Thermal satellite images are tracking A-68, a newly calved iceberg off the Larsen C Ice Shelf in Antartica.

At the USGS EROS Center, we study land change, operate the Landsat satellites, and maintain the longest, continuously acquired collection of images of the Earth's land surface.
Hyperlink: USGS EROS Center (


Date Taken:

Length: 00:01:34

Location Taken: AQ


Around July 10–12, in the
middle of the long, dark

Antarctic winter, a rift in
the Larsen C Ice Shelf

broke through the last few
miles of ice to the Weddell Sea, 

forming a new iceberg. 
The NOAA National Ice Center

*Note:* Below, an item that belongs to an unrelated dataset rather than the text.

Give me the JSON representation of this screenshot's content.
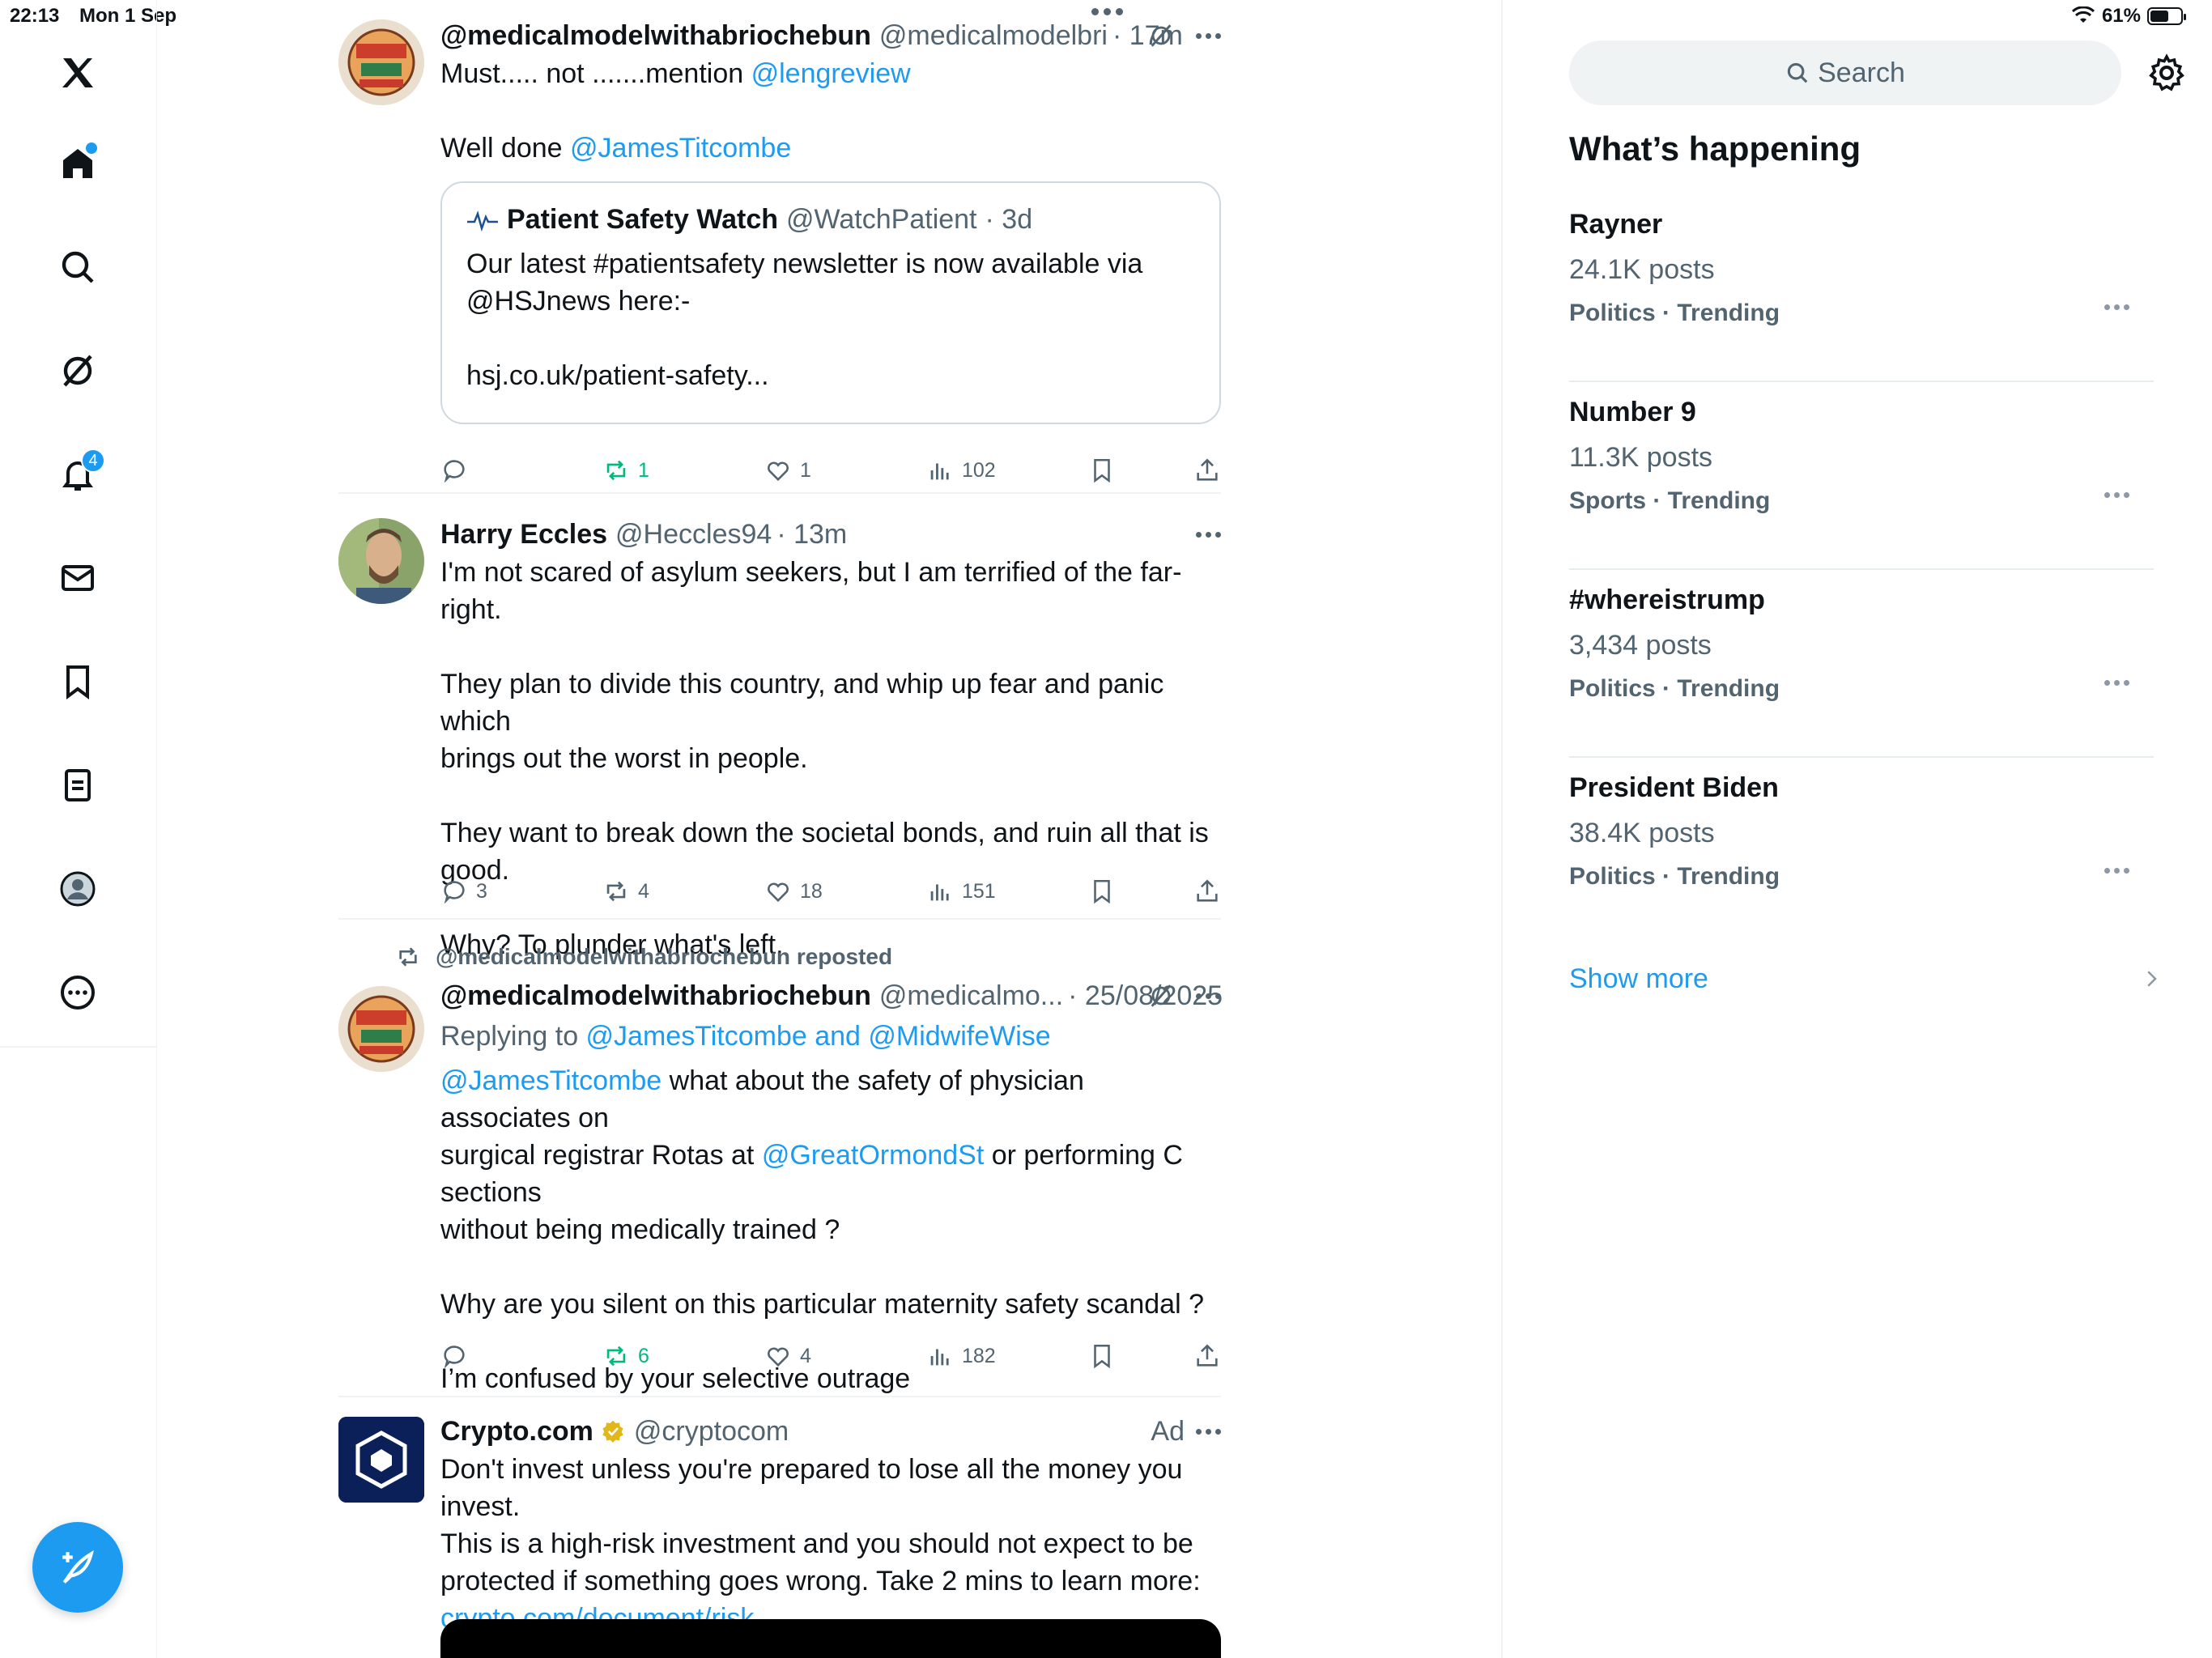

designated the Delaware-sized
iceberg A-68. 

In a July 12 image, the MODIS
sensor on NASA’s Aqua satellite

shows relatively warm open water
completely around the new iceberg.

The crack between the iceberg
and the ice shelf is really a soup

of floating, broken pieces
of ice on top of the water. 

On the same date, TIRS on
Landsat 8 recorded its own image

showing the relative temperature
of the ice and the rift. The bright line

located at the edge of the Landsat
scene, is sea water at the freezing

point rather than frozen solid.

Ordinarily the Landsat acquisitions
for Antarctica shut down when

the sun gets close to the horizon,
which usually happens in this area

March or maybe early April.

A special request was made

to get nighttime imagery of the
Larsen C area to help track the

growth of the rift as it got closer
to breaking free. 

Landsat 8 is again, part of how
much remote sensing can do

to track the polar areas and
of course polar areas are

really experiencing the brunt
of climate change

on earth right now.